  42. The Units We Use • There are two sets of units used to describe radiation—older ones, often found in textbooks, and newer ones that conform to the conventions of the System Internationale. • The relation between them is sort of like the relation between currencies. Two kinds of currency both describe the value of something, but they use different numbers and units. (Anybody who ever had to work with the old British system of pounds, shillings, and pence can appreciate this.)

  43. The Units We Use(the m before a unit stands for milli-, or 1/1000th) Old Units • Exposure—Roentgen (R, mR) • Dose—rad (r, mrad) • Effective dose—rem (rem, mrem) New Units • Exposure—Air Kerma (no accepted abbreviation yet) • Dose—Gray (Gy, mGy) • Effective dose—Sievert (Sv, mSv)

  44. Where You Find These Terms • The radiation output of an X-ray machine is usually described by the exposure rate, R/min, measured at a fixed point in front of the X-ray head (usually 1 meter or 40 inches). • The dose (sometimes called organ dose) is calculated to determine the effect of radiation on a particular organ. This is used a lot in radiation therapy treatment planning. • The effective dose is calculated from the exposure of a film badge and reported as part of your monthly badge reading.

  45. Biological Effect of Radiation • Radiation ionizes (knocks off electrons from) atoms. • In the human body, mostly it ionizes water. • The ionized water breaks up into radicals that break DNA chains.

  46. The Mysteries of DNA • If left alone long enough, a broken DNA chain can repair itself. No harm done. • If the cell divides before the chain repairs itself, the cell dies. • Enough cells die and bad things happen. • Cells die when they divide too fast to repair themselves or when the radiation is coming in too fast to give them a chance.

  47. Rapidly dividing cells (most sensitive) sperm lymphocytes small intestine stomach Slowly dividing cells (least sensitive) bone skin nerves colon Radiation Sensitivity

  48. The Nature of Radiation Damage • Radiation damage seldom appears at the time of irradiation. • Visible effects occur later, from several hours to nearly a year. • The first (almost) visible effect is a drop in the white blood count. • The first external visible effect is a skin burn.
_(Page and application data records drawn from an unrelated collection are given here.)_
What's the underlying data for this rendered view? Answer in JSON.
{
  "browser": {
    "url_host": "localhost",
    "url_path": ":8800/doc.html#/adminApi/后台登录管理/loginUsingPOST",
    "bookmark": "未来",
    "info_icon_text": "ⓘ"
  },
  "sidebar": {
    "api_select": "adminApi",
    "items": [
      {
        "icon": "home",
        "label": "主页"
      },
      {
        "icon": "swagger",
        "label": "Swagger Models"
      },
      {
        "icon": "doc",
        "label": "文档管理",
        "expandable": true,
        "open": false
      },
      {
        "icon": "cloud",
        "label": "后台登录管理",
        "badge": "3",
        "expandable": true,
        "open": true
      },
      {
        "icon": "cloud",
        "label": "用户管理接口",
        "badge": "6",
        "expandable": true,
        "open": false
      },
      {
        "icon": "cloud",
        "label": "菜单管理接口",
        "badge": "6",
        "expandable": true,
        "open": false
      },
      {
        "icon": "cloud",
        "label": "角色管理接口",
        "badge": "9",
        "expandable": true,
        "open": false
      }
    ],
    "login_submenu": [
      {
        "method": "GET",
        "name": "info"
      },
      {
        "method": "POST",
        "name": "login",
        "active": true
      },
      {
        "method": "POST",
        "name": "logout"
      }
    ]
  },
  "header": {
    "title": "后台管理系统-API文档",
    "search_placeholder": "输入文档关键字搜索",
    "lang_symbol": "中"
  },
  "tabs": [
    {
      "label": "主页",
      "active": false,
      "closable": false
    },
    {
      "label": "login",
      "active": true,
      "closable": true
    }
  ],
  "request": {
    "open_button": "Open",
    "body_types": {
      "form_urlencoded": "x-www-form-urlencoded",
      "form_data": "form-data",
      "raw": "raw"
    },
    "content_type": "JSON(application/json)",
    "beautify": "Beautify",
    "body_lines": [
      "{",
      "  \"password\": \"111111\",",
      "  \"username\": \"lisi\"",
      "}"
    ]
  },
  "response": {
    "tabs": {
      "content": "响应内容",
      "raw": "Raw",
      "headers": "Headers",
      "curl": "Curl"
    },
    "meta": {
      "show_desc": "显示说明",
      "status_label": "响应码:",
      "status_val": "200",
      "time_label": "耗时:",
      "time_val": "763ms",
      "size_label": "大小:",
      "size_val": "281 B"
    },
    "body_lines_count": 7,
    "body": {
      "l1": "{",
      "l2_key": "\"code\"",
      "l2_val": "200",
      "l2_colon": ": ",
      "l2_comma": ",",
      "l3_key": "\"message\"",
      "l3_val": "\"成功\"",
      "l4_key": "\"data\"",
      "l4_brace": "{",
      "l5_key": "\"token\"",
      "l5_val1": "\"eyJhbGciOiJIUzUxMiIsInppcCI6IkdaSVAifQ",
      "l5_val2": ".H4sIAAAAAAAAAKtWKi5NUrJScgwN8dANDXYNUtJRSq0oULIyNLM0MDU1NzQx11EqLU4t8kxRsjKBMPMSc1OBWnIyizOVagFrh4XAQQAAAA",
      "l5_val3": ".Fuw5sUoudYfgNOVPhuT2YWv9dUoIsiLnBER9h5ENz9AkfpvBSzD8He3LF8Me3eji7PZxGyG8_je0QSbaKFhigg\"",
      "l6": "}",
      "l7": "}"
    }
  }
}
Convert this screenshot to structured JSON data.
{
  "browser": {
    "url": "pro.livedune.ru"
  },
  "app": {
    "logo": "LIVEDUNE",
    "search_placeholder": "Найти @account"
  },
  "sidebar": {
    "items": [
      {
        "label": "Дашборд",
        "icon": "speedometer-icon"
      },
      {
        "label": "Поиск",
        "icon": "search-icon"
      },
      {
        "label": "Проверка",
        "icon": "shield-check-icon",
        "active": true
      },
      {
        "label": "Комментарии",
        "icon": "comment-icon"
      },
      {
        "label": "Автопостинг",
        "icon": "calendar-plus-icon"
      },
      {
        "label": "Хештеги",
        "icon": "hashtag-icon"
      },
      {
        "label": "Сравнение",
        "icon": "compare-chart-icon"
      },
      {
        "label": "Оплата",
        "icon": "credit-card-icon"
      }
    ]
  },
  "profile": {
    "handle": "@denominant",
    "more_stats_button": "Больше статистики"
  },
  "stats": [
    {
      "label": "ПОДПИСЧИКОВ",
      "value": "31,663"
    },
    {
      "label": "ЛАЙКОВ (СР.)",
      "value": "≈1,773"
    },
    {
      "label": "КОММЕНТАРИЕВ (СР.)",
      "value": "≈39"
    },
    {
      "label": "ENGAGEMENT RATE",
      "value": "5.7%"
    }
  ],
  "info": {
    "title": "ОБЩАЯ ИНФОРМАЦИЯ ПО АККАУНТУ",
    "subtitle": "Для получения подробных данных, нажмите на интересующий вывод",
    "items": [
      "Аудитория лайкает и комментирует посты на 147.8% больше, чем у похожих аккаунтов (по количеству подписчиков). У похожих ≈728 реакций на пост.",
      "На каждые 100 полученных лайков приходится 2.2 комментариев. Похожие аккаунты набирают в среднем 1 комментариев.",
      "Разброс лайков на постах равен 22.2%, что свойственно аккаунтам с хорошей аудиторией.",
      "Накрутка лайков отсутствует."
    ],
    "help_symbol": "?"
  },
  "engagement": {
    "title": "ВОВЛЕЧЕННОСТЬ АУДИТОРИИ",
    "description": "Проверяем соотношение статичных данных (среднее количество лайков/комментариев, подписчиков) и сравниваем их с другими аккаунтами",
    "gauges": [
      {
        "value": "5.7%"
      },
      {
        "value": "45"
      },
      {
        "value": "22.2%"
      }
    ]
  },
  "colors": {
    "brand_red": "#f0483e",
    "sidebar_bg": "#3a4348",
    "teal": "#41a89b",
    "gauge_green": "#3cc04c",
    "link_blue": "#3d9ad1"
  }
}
  49. A Note About Radiation Therapy • Cancer cells divide much more than normal cells. • Radiation kills both normal and cancer cells, but the cancer cells have less opportunity to repair themselves. • Repeated applications of radiation eventually kill all of the cancer cells while the normal cells recover.

  50. Why This is Important • Diagnostic X-ray procedures do not usually use enough radiation to cause damage. • Fluoroscopy is the one modality capable of delivering sufficient energy to one spot so as to cause damage.* • Educating the operators can prevent damage from occurring. • *Recently a CT was used to burn people. Who knew it was possible?